Dataset extract:
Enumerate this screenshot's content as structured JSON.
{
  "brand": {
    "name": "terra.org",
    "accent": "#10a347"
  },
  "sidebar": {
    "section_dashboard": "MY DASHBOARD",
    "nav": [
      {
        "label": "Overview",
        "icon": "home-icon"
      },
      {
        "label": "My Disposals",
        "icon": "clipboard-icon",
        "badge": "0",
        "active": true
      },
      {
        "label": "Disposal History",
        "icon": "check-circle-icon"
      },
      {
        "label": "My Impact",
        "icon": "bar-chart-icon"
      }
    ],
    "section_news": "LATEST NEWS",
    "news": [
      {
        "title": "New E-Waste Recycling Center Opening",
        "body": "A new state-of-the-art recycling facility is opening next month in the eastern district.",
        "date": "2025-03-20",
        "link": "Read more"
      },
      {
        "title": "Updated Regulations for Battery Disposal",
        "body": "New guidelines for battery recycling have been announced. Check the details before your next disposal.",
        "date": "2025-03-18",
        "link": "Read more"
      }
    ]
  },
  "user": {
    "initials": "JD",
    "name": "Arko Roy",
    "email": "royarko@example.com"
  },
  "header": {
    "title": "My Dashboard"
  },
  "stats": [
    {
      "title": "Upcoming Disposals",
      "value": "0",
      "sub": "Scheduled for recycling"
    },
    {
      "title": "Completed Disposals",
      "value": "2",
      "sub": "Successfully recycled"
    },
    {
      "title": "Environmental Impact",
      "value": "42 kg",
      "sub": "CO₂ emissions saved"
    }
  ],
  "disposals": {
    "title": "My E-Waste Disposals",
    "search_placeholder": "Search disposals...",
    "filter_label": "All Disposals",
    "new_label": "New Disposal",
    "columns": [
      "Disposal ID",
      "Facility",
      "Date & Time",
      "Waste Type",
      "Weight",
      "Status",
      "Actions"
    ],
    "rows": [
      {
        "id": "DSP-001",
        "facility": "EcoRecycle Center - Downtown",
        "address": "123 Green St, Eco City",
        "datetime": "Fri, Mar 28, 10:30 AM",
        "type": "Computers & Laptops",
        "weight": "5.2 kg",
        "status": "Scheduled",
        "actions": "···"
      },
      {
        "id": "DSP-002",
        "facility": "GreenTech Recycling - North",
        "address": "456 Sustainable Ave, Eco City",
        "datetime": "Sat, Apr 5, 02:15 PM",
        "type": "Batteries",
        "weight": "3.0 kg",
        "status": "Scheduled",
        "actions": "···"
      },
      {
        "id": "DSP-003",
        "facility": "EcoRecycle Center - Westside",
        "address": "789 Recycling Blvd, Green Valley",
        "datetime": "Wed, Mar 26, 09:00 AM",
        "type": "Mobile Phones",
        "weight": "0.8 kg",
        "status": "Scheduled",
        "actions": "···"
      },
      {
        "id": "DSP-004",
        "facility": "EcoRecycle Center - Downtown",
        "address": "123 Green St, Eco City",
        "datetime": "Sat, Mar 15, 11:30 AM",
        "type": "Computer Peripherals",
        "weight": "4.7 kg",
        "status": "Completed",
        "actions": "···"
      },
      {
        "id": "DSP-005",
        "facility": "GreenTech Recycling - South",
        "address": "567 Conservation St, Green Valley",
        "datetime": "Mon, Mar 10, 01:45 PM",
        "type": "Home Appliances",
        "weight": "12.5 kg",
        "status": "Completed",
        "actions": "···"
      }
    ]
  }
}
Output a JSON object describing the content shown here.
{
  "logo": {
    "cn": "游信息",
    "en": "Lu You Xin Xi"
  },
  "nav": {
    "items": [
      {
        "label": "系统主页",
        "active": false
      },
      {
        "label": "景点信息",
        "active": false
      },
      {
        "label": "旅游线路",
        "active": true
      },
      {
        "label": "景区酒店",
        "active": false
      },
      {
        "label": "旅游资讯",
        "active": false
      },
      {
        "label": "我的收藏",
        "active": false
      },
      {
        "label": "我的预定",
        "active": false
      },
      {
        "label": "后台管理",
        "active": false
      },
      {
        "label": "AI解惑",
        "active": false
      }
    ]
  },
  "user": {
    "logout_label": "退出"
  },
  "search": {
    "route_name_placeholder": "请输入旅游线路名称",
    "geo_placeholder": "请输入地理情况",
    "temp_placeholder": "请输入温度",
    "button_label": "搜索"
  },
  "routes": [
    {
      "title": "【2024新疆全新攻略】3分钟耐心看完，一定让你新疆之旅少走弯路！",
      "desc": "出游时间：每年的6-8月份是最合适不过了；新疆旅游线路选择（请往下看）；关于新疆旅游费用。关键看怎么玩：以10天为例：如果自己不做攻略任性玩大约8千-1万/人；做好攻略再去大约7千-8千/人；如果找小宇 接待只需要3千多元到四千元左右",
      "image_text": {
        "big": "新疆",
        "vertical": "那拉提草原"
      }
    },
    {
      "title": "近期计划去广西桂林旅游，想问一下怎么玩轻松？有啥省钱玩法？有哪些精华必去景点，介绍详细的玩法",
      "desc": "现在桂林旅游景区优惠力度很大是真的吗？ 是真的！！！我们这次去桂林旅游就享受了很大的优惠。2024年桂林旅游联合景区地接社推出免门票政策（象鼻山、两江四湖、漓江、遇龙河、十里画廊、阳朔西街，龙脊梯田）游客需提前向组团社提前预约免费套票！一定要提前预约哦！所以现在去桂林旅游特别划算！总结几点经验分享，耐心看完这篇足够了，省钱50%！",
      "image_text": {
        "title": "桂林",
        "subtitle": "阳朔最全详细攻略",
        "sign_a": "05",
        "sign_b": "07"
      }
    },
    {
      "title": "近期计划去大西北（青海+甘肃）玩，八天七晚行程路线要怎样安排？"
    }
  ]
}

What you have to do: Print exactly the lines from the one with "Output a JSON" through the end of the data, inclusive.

Exercise output:
Output a JSON object describing the content shown here.
{
  "logo": {
    "cn": "游信息",
    "en": "Lu You Xin Xi"
  },
  "nav": {
    "items": [
      {
        "label": "系统主页",
        "active": false
      },
      {
        "label": "景点信息",
        "active": false
      },
      {
        "label": "旅游线路",
        "active": true
      },
      {
        "label": "景区酒店",
        "active": false
      },
      {
        "label": "旅游资讯",
        "active": false
      },
      {
        "label": "我的收藏",
        "active": false
      },
      {
        "label": "我的预定",
        "active": false
      },
      {
        "label": "后台管理",
        "active": false
      },
      {
        "label": "AI解惑",
        "active": false
      }
    ]
  },
  "user": {
    "logout_label": "退出"
  },
  "search": {
    "route_name_placeholder": "请输入旅游线路名称",
    "geo_placeholder": "请输入地理情况",
    "temp_placeholder": "请输入温度",
    "button_label": "搜索"
  },
  "routes": [
    {
      "title": "【2024新疆全新攻略】3分钟耐心看完，一定让你新疆之旅少走弯路！",
      "desc": "出游时间：每年的6-8月份是最合适不过了；新疆旅游线路选择（请往下看）；关于新疆旅游费用。关键看怎么玩：以10天为例：如果自己不做攻略任性玩大约8千-1万/人；做好攻略再去大约7千-8千/人；如果找小宇 接待只需要3千多元到四千元左右",
      "image_text": {
        "big": "新疆",
        "vertical": "那拉提草原"
      }
    },
    {
      "title": "近期计划去广西桂林旅游，想问一下怎么玩轻松？有啥省钱玩法？有哪些精华必去景点，介绍详细的玩法",
      "desc": "现在桂林旅游景区优惠力度很大是真的吗？ 是真的！！！我们这次去桂林旅游就享受了很大的优惠。2024年桂林旅游联合景区地接社推出免门票政策（象鼻山、两江四湖、漓江、遇龙河、十里画廊、阳朔西街，龙脊梯田）游客需提前向组团社提前预约免费套票！一定要提前预约哦！所以现在去桂林旅游特别划算！总结几点经验分享，耐心看完这篇足够了，省钱50%！",
      "image_text": {
        "title": "桂林",
        "subtitle": "阳朔最全详细攻略",
        "sign_a": "05",
        "sign_b": "07"
      }
    },
    {
      "title": "近期计划去大西北（青海+甘肃）玩，八天七晚行程路线要怎样安排？"
    }
  ]
}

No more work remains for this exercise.